- Opening Delimiter -

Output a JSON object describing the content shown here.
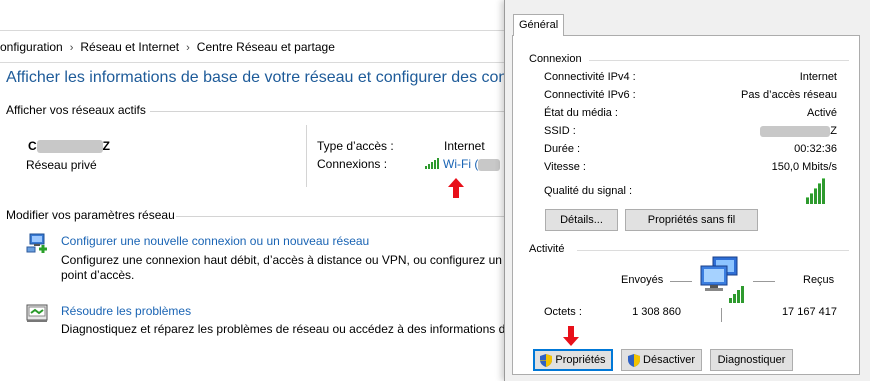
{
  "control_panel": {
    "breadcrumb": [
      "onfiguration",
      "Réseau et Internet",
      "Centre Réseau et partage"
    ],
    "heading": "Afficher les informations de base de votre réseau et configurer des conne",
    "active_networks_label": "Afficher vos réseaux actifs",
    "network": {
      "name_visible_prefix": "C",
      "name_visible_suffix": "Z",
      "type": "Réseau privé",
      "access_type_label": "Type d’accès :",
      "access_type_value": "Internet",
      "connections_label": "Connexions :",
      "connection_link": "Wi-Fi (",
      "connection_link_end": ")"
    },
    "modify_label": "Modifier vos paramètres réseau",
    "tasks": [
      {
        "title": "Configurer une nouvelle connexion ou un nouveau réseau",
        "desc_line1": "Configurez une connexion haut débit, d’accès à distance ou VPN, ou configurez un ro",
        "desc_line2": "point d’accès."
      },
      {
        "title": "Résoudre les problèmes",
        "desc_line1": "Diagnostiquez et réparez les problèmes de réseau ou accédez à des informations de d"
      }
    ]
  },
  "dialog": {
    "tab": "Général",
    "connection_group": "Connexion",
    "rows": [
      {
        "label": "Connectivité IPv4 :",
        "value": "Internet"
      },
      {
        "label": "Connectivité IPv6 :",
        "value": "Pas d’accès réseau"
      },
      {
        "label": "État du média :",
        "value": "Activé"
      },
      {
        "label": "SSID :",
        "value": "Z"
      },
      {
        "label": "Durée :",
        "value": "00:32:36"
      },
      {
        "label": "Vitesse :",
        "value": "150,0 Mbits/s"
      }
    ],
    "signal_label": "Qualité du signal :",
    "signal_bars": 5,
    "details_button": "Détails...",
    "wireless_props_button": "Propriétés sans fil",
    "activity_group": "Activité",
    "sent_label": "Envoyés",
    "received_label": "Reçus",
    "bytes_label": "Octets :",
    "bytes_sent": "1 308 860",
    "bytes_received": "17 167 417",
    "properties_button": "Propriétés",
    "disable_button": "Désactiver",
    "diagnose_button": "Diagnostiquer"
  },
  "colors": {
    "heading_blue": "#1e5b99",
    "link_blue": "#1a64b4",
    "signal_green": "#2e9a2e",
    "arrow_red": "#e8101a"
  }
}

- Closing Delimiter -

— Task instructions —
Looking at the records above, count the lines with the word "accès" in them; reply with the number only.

— Response below —
4